-- Opening Marker --
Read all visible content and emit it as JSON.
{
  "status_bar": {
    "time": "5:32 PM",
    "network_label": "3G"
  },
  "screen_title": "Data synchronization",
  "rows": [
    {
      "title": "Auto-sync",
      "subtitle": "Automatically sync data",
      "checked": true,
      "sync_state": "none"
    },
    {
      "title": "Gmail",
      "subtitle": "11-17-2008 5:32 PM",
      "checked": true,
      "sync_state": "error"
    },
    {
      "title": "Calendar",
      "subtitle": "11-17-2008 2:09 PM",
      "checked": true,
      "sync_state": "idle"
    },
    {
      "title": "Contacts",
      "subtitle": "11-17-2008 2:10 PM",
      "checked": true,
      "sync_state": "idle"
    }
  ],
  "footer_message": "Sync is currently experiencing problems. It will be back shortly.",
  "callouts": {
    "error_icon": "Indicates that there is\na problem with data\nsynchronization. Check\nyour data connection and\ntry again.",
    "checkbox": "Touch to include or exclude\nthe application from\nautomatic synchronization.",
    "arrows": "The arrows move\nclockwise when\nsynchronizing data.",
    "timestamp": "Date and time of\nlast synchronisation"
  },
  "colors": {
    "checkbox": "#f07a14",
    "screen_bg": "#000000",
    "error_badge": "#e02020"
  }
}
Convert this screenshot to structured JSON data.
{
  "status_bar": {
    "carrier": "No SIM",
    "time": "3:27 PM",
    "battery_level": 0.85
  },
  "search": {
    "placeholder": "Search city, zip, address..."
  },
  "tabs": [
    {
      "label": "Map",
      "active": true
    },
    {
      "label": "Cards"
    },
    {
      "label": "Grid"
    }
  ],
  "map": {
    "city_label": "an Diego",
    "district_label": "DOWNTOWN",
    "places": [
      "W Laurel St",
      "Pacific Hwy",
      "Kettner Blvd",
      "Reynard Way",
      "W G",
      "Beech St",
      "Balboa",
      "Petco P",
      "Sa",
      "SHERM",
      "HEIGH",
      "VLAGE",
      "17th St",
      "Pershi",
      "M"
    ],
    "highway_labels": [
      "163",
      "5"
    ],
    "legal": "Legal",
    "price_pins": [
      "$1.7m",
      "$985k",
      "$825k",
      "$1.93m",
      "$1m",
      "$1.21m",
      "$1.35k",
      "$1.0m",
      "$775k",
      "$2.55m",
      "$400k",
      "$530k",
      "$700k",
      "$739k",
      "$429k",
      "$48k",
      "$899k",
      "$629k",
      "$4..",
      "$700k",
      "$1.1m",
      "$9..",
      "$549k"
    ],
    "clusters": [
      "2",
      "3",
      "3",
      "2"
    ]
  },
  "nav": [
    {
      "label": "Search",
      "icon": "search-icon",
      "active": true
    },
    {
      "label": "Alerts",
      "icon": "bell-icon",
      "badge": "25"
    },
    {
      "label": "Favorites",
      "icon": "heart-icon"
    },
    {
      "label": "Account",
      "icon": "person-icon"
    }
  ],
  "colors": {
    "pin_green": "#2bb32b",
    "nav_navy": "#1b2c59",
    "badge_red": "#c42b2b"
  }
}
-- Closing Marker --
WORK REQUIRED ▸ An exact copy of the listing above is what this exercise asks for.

SOLUTION ▸
Read all visible content and emit it as JSON.
{
  "status_bar": {
    "time": "5:32 PM",
    "network_label": "3G"
  },
  "screen_title": "Data synchronization",
  "rows": [
    {
      "title": "Auto-sync",
      "subtitle": "Automatically sync data",
      "checked": true,
      "sync_state": "none"
    },
    {
      "title": "Gmail",
      "subtitle": "11-17-2008 5:32 PM",
      "checked": true,
      "sync_state": "error"
    },
    {
      "title": "Calendar",
      "subtitle": "11-17-2008 2:09 PM",
      "checked": true,
      "sync_state": "idle"
    },
    {
      "title": "Contacts",
      "subtitle": "11-17-2008 2:10 PM",
      "checked": true,
      "sync_state": "idle"
    }
  ],
  "footer_message": "Sync is currently experiencing problems. It will be back shortly.",
  "callouts": {
    "error_icon": "Indicates that there is\na problem with data\nsynchronization. Check\nyour data connection and\ntry again.",
    "checkbox": "Touch to include or exclude\nthe application from\nautomatic synchronization.",
    "arrows": "The arrows move\nclockwise when\nsynchronizing data.",
    "timestamp": "Date and time of\nlast synchronisation"
  },
  "colors": {
    "checkbox": "#f07a14",
    "screen_bg": "#000000",
    "error_badge": "#e02020"
  }
}
Convert this screenshot to structured JSON data.
{
  "status_bar": {
    "carrier": "No SIM",
    "time": "3:27 PM",
    "battery_level": 0.85
  },
  "search": {
    "placeholder": "Search city, zip, address..."
  },
  "tabs": [
    {
      "label": "Map",
      "active": true
    },
    {
      "label": "Cards"
    },
    {
      "label": "Grid"
    }
  ],
  "map": {
    "city_label": "an Diego",
    "district_label": "DOWNTOWN",
    "places": [
      "W Laurel St",
      "Pacific Hwy",
      "Kettner Blvd",
      "Reynard Way",
      "W G",
      "Beech St",
      "Balboa",
      "Petco P",
      "Sa",
      "SHERM",
      "HEIGH",
      "VLAGE",
      "17th St",
      "Pershi",
      "M"
    ],
    "highway_labels": [
      "163",
      "5"
    ],
    "legal": "Legal",
    "price_pins": [
      "$1.7m",
      "$985k",
      "$825k",
      "$1.93m",
      "$1m",
      "$1.21m",
      "$1.35k",
      "$1.0m",
      "$775k",
      "$2.55m",
      "$400k",
      "$530k",
      "$700k",
      "$739k",
      "$429k",
      "$48k",
      "$899k",
      "$629k",
      "$4..",
      "$700k",
      "$1.1m",
      "$9..",
      "$549k"
    ],
    "clusters": [
      "2",
      "3",
      "3",
      "2"
    ]
  },
  "nav": [
    {
      "label": "Search",
      "icon": "search-icon",
      "active": true
    },
    {
      "label": "Alerts",
      "icon": "bell-icon",
      "badge": "25"
    },
    {
      "label": "Favorites",
      "icon": "heart-icon"
    },
    {
      "label": "Account",
      "icon": "person-icon"
    }
  ],
  "colors": {
    "pin_green": "#2bb32b",
    "nav_navy": "#1b2c59",
    "badge_red": "#c42b2b"
  }
}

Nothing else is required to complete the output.